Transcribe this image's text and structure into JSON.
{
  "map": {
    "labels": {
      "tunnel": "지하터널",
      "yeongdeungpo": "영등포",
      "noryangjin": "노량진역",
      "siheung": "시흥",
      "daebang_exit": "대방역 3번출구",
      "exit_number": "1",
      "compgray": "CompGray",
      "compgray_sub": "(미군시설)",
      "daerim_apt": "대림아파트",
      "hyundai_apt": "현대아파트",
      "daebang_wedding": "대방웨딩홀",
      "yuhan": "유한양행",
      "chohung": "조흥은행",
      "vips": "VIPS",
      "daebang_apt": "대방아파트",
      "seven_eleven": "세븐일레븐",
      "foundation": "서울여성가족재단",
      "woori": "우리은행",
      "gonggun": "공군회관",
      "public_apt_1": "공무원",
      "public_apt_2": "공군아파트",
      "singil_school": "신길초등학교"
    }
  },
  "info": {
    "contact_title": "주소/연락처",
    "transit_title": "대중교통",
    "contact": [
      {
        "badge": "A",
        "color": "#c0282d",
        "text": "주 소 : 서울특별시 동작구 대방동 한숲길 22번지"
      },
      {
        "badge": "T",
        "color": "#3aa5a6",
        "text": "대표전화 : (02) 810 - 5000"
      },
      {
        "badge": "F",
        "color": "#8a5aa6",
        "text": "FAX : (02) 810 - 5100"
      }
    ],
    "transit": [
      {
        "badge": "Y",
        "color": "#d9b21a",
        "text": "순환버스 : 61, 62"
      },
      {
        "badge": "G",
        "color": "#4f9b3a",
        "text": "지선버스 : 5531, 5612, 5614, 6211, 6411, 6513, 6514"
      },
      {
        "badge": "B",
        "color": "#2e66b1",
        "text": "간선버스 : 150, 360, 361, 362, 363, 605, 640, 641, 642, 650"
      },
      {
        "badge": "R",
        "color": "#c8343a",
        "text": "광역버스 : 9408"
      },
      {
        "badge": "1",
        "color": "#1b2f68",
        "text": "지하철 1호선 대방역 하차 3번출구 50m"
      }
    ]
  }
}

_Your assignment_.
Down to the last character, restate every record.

_Finished exercise_.
Transcribe this image's text and structure into JSON.
{
  "map": {
    "labels": {
      "tunnel": "지하터널",
      "yeongdeungpo": "영등포",
      "noryangjin": "노량진역",
      "siheung": "시흥",
      "daebang_exit": "대방역 3번출구",
      "exit_number": "1",
      "compgray": "CompGray",
      "compgray_sub": "(미군시설)",
      "daerim_apt": "대림아파트",
      "hyundai_apt": "현대아파트",
      "daebang_wedding": "대방웨딩홀",
      "yuhan": "유한양행",
      "chohung": "조흥은행",
      "vips": "VIPS",
      "daebang_apt": "대방아파트",
      "seven_eleven": "세븐일레븐",
      "foundation": "서울여성가족재단",
      "woori": "우리은행",
      "gonggun": "공군회관",
      "public_apt_1": "공무원",
      "public_apt_2": "공군아파트",
      "singil_school": "신길초등학교"
    }
  },
  "info": {
    "contact_title": "주소/연락처",
    "transit_title": "대중교통",
    "contact": [
      {
        "badge": "A",
        "color": "#c0282d",
        "text": "주 소 : 서울특별시 동작구 대방동 한숲길 22번지"
      },
      {
        "badge": "T",
        "color": "#3aa5a6",
        "text": "대표전화 : (02) 810 - 5000"
      },
      {
        "badge": "F",
        "color": "#8a5aa6",
        "text": "FAX : (02) 810 - 5100"
      }
    ],
    "transit": [
      {
        "badge": "Y",
        "color": "#d9b21a",
        "text": "순환버스 : 61, 62"
      },
      {
        "badge": "G",
        "color": "#4f9b3a",
        "text": "지선버스 : 5531, 5612, 5614, 6211, 6411, 6513, 6514"
      },
      {
        "badge": "B",
        "color": "#2e66b1",
        "text": "간선버스 : 150, 360, 361, 362, 363, 605, 640, 641, 642, 650"
      },
      {
        "badge": "R",
        "color": "#c8343a",
        "text": "광역버스 : 9408"
      },
      {
        "badge": "1",
        "color": "#1b2f68",
        "text": "지하철 1호선 대방역 하차 3번출구 50m"
      }
    ]
  }
}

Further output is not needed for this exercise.